Glycoconjugates are a general classification of carbohydrates that are covalently linked to other chemicals such as proteins, peptides, lipids and other compounds. Glycoconjugates are very important molecules in biology and are composed of many different classes, including glycopeptides, peptidoglycans, glycoproteins, glycosides, glycolipids and lipopolysaccharides. They are involved in intercellular interactions, such as intercellular recognition.
As bioinformatics molecules, glycoconjugates can be involved in regulating various life activities in organisms and ensuring their orderly performance. Glycoconjugates served as information carriers have a comprehensive impact on life activities, which are the result of thousands of chemical reactions that cannot be ordered without the guidance of information. Therefore, the study of glycobiology can not only reveal the mechanism of chemical reactions at the molecular level, but also understand the specific roles of different glycoconjugates in living organisms and what important chemical reactions they are involved in.
In addition, the development of glycobiology also has a direct role in the field of health, suggesting that the occurrence and development of diseases are also closely related to glycoconjugates. For example, certain toxin molecules, bacteria and viruses exert their effect through recognition with oligosaccharide chains on host cell, and understanding the details of these oligosaccharide binding sites can contribute to the development of vaccines.
History of glycoconjugate vaccines
Glycoconjugate vaccines are composed of a carbohydrate moiety such as polysaccharide (PS) linked to a protein carrier by covalent coupling, which is one of the safest and most successful vaccines during the last 40 years.
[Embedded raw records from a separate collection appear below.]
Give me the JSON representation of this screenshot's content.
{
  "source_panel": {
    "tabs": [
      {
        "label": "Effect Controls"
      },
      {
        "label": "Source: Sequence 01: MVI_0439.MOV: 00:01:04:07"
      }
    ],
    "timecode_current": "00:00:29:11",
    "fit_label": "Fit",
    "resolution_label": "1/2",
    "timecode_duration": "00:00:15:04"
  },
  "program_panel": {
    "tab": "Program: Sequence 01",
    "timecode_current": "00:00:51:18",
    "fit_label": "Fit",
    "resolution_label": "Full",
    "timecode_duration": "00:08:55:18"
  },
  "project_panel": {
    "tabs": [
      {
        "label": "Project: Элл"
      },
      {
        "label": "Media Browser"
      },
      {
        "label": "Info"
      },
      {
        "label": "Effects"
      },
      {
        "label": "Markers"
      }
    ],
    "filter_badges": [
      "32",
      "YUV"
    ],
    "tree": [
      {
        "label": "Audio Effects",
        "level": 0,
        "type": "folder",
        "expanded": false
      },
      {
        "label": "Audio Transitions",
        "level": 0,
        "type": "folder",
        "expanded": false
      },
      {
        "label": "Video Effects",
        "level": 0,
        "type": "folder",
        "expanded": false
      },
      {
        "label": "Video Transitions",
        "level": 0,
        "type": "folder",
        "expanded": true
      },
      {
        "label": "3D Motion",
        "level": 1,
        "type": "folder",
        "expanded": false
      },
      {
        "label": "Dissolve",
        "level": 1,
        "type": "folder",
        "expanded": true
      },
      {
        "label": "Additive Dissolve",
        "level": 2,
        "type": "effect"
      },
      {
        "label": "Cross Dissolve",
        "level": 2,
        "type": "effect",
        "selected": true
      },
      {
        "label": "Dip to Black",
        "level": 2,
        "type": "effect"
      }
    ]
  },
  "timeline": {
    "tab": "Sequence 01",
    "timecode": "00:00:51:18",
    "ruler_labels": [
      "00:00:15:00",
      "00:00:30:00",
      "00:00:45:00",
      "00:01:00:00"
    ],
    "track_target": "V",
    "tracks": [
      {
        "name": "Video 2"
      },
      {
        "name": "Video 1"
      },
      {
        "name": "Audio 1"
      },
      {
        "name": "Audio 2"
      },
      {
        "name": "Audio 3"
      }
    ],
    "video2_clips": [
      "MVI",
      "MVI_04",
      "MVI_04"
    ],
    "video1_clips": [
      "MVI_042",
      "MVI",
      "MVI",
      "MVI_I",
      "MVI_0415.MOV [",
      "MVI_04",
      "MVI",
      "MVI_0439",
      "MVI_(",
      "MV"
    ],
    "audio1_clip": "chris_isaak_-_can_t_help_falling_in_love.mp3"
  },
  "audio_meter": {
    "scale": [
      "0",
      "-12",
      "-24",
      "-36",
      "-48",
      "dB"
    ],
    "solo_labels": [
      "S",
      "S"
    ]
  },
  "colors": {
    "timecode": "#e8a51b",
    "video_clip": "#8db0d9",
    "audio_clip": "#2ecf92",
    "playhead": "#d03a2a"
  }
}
Polysaccharides (PS) are T-cell independent antigens able to directly stimulate B cells to produce antibodies, and can be combinated with protein that provide T cell epitopes, which encourage their use as vaccines.
As early as the end of 1970, one PS vaccine was developed and licensed against Neisseria meningitidis, following by other PS vaccines used for different bacterial diseases. However, these vaccines were partially efficacious in adults, but failed to elicit adequate protection in high-risk groups, including infants and children under two years of age. Introduction of the concept of hapten and carrier that were presented in early 20th century, promoting the development of glycoconjugate vaccines. Study reported that saccharides bond to proteins results in enhanced immunogenicity of the saccharide and that saccharide specific antibody concentrations increase after reinjection of the conjugate. Then, the first glycoconjugate vaccine against Haemophilus influenzae type b (Hib) and was licensed in late 1980s. In recent years, various bacterial infections have been addressed by glycoconjugates.
Polysaccharide (PS) are T-cell independent antigens that can directly stimulate B-cell differentiation into plasma cells to produce antibodies through B-cell receptors (BCR). This mechanism is not applicable in infants, where cooperation between B and T cells is necessary for an effective immune response to PS antigens.
In glycoconjugates, the protein carrier provides the T epitopes for T-cell help recruiting, while the B epitopes involved in PS specific B cells are provided by the saccharide moiety. The saccharide binds to BCR, and after internalization, B cells direct the processing of the protein moiety of glycoconjugate in peptides that are presented to carrier specific T cells in association with major histocompatibility complex (MHC) class II molecules. When B cells receive T cell help, they proliferate and differentiate into plasma cells producing antibodies, and into memory B cells, which can rapidly proliferate and differentiate into plasma cells while encounter of specific antigen. An additional mechanism has been shown in studies with GBSIII-protein conjugates. Glycoconjugate is processed into glycan-peptides inside PS specific B cells. The glycan-peptides bind MHC class II through the peptide moiety make the glycan moiety to be exposed and recognized by the T-cell receptor of carbohydrate specific T cell clones which then provide the cognate help to B cells. These mechanisms indicate that glycoconjugate vaccines can induce the T-cell-dependent response and have the potential to be used to elicit immunogenicity in infants.